Listiac Blog Relay Race 2.0
In the autumn of 2020, the Listiac project hosted a blog relay race, where one partner at a time shared their experiences of working towards linguistically sensitive teacher education in Europe (the posts are listed below). Since it was a successful trip, the project will now be hosting Blog Relay Race 2.0 – the journey starts in Vaasa, Finland and moves south all the way to Algarve, Portugal before it ends in Jyväskylä, Finland. The theme of the blog posts is Good Practices in Linguistically Sensitive Teaching.
A new blog post will be published every two weeks (Fridays) starting March 2021. You are welcome to join Listiac on our trip around Europe!
The Listiac Project develops and experiments a theoretically informed reflection tool aimed at making (future) teachers more linguistically sensitive in their beliefs, attitudes and actions.
All students in the EU need teachers who are linguistically sensitive and responsive. Despite the existing research and the amount of tools developed for individual teachers, it remains difficult to change monolingually framed policies and practices in schools. The Listiac project (Linguistically Sensitive Teaching in All Classrooms) intends to realise the desired change in teacher cognition, the education and professional development of teachers.
Presenting a Good Practice: Culture day at Vasa Övningsskola
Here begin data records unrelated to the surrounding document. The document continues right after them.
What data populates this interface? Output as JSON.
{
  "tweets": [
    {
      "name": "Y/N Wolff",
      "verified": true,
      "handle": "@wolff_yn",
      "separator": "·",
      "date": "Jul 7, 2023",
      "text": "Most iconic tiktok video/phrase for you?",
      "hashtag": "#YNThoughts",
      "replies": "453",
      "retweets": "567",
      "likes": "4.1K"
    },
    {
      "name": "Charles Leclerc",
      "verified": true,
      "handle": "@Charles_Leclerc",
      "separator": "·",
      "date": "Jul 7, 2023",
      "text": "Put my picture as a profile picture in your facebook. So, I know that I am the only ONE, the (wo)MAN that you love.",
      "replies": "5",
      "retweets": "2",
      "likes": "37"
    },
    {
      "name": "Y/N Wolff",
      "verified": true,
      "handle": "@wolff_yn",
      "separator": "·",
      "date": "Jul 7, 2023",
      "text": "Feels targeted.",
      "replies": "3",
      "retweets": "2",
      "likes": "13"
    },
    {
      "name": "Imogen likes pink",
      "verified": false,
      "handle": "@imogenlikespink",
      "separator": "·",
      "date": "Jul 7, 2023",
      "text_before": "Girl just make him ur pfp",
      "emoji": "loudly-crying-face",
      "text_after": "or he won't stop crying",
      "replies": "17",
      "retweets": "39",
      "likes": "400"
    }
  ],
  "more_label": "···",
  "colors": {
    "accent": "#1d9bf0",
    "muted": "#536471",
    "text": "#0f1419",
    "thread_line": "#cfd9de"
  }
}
Linguistically Sensitive Teaching in All Classrooms
Reflections on Linguistically Sensitive Teaching in a Lithuanian Classroom: Assigning language helpers to bridge the language gap
By bringing native speakers of a given target language into the classroom, students have the opportunity to experience a myriad of positive language and cultural benefits, such as precise phonetic instruction, cultural input, and the sociolinguistic insight that comes with interacting with one’s mother tongue from a young age. Despite these positive elements, one problem often arises when the language teacher is not yet proficient in the language of the country in which they are teaching. How can they help to bridge the understanding gap when the students may be at a beginner level, or when certain language explanations are needed?
In Finland, the degree of qualified teachers is equivalent of a second cycle degree in the European higher education area (300 ECTS). The Finnish initial teacher education has a long tradition of developing a research-based professional orientation for the future students. This includes critical scientific literacy and the ability to use research methods to identify, analyse and find evidence-based solutions on the profession related questions they may face in their future work. Meeting linguistic and cultural diversity is one of such issues.
During the time of our project, we have met with many of students, teachers and teacher educators. When we tell them about our project, we always start with explaining that we want teachers in Europe to be more linguistically sensitive in their teaching. Then we explain why it is important, that it’s a matter of the students’ wellbeing and achievements in school. And somewhere around here we often get the same question.